The boats started to go out again after a week of solid rain when about 350 mms, or fourteen inches, had fallen from Sunday to Sunday, with over eight inches on the heaviest day – not much fun fishing on a day like that! The end of the week also saw two power outages, the first just under a day and a night long followed by a second lasting over twenty-five hours, making problems for the hospitality industry as well as private homes.
However, some sailfish were around on Wednesday last week, when Simba and Alleycat both released one each, as well as catching wahoo, dorado and yellowfin tuna. Simba had a better day five days later with three sailfish and half a dozen yellowfin with the crew fishing, while Unreel tried bottom jigging successfully with two amberjack of 48 and 28 kgs, as well as some snapper and grouper. Next day the latter boat found two giant trevally which were released – these are resident fish and could easily be fished out if no effort were made to conserve them. They live on the edge of the reef down deep and concentrate in particular areas, so with GPS precision and downriggers they are particularly vulnerable.
This week the fishing at Watamu seems quiet, although Tarka found a sailfish on each of two trips, and Blue Eyes had a good day on Wednesday with three sailfish, while B’s Nest also released a pair of sail with Niel Trestrail fishing as well as boating a couple of wahoo and a yellowfin. Alleycat released a big bull shark, estimated at around the 230kg mark – most sharks are released now since the majority of the species are on the world’s endangered list.
Jasiri had a four day charter up at Lamu during which they tagged eleven sail with anglers Yob Achthoren and Henk Vermela, so it looks as if the sailfish are gathering up in that part of the country. November usually sees a fantastic run of sail at Kiwaiyu, but whether boats will be fishing there this season must depend on the security situation.
This weekend the Herbie Paul Memorial Festival Tournament is being fished out from Malindi over the Saturday and Sunday, with the Churchill Light Line competition on the preceding Friday – in this latter, lines are restricted to 10kg breaking strain, with the weight of the fish caught being divided by the breaking strain of the line on which it was caught – when one sees a 3 or 4 kg line it is amazing to think of sailfish of perhaps 25kgs being caught on it, as it is little thicker than the leader used for a two or three pound trout.

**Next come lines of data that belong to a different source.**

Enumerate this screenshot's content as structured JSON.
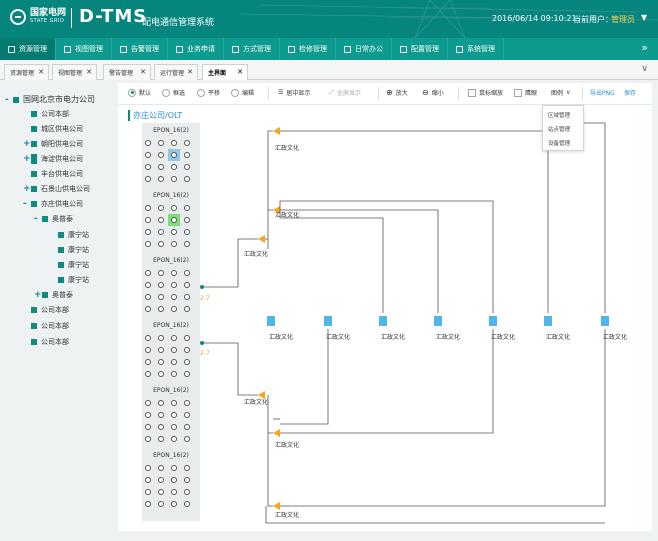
{
  "header": {
    "logo_cn": "国家电网",
    "logo_en": "STATE GRID",
    "brand": "D-TMS",
    "brand_sub": "配电通信管理系统",
    "datetime": "2016/06/14 09:10:21",
    "user_label": "当前用户：",
    "user_name": "管理员",
    "colors": {
      "header_bg": "#06857f",
      "nav_bg": "#0e9b8f",
      "accent": "#0e8a80",
      "highlight": "#f7d34c"
    }
  },
  "nav": {
    "items": [
      {
        "label": "资源管理",
        "icon": "database-icon",
        "active": true
      },
      {
        "label": "视图管理",
        "icon": "grid-icon",
        "active": false
      },
      {
        "label": "告警管理",
        "icon": "bell-icon",
        "active": false
      },
      {
        "label": "业务申请",
        "icon": "flame-icon",
        "active": false
      },
      {
        "label": "方式管理",
        "icon": "swap-icon",
        "active": false
      },
      {
        "label": "检修管理",
        "icon": "wrench-icon",
        "active": false
      },
      {
        "label": "日常办公",
        "icon": "person-icon",
        "active": false
      },
      {
        "label": "配置管理",
        "icon": "gear-icon",
        "active": false
      },
      {
        "label": "系统管理",
        "icon": "grid-icon",
        "active": false
      }
    ],
    "more_icon": "double-chevron-right-icon"
  },
  "tabs": [
    {
      "label": "资源管理",
      "active": false
    },
    {
      "label": "视图管理",
      "active": false
    },
    {
      "label": "警告管理",
      "active": false
    },
    {
      "label": "运行管理",
      "active": false
    },
    {
      "label": "主界面",
      "active": true
    }
  ],
  "tree": [
    {
      "label": "国网北京市电力公司",
      "toggle": "-",
      "level": 0
    },
    {
      "label": "公司本部",
      "toggle": "",
      "level": 1
    },
    {
      "label": "城区供电公司",
      "toggle": "",
      "level": 1
    },
    {
      "label": "朝阳供电公司",
      "toggle": "+",
      "level": 1
    },
    {
      "label": "海淀供电公司",
      "toggle": "+",
      "level": 1
    },
    {
      "label": "丰台供电公司",
      "toggle": "",
      "level": 1
    },
    {
      "label": "石景山供电公司",
      "toggle": "+",
      "level": 1
    },
    {
      "label": "亦庄供电公司",
      "toggle": "-",
      "level": 1
    },
    {
      "label": "奥普泰",
      "toggle": "-",
      "level": 2
    },
    {
      "label": "康宁站",
      "toggle": "",
      "level": 3
    },
    {
      "label": "康宁站",
      "toggle": "",
      "level": 3
    },
    {
      "label": "康宁站",
      "toggle": "",
      "level": 3
    },
    {
      "label": "康宁站",
      "toggle": "",
      "level": 3
    },
    {
      "label": "奥普泰",
      "toggle": "+",
      "level": 2
    },
    {
      "label": "公司本部",
      "toggle": "",
      "level": 1
    },
    {
      "label": "公司本部",
      "toggle": "",
      "level": 1
    },
    {
      "label": "公司本部",
      "toggle": "",
      "level": 1
    }
  ],
  "toolbar": {
    "radio_default": "默认",
    "radio_select": "框选",
    "radio_pan": "平移",
    "radio_edit": "编辑",
    "center": "居中显示",
    "fullscreen": "全屏显示",
    "zoom_in": "放大",
    "zoom_out": "缩小",
    "mouse_zoom": "鼠标缩放",
    "eagle": "鹰眼",
    "legend": "图例",
    "export": "导出PNG",
    "save": "保存"
  },
  "legend_menu": [
    "区域管理",
    "站点管理",
    "设备管理"
  ],
  "breadcrumb": "亦庄公司/OLT",
  "olt": {
    "card_title": "EPON_16(2)",
    "cards": 6,
    "port_label_a": "2-7",
    "port_label_b": "2-7"
  },
  "diagram": {
    "node_label": "汇政文化"
  }
}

I mentioned last week the Capt Morgan Rum Tournament, but got muddled over the dates, as this will be fished from Hemingways starting 19th November for a week. Organised by the vendors of that same tipple, groups of anglers who have won tournaments and caught the biggest fish of various species all over South Africa converge on Hemingways Resort for several days of sailfishing and socialising, and is a very popular annual event.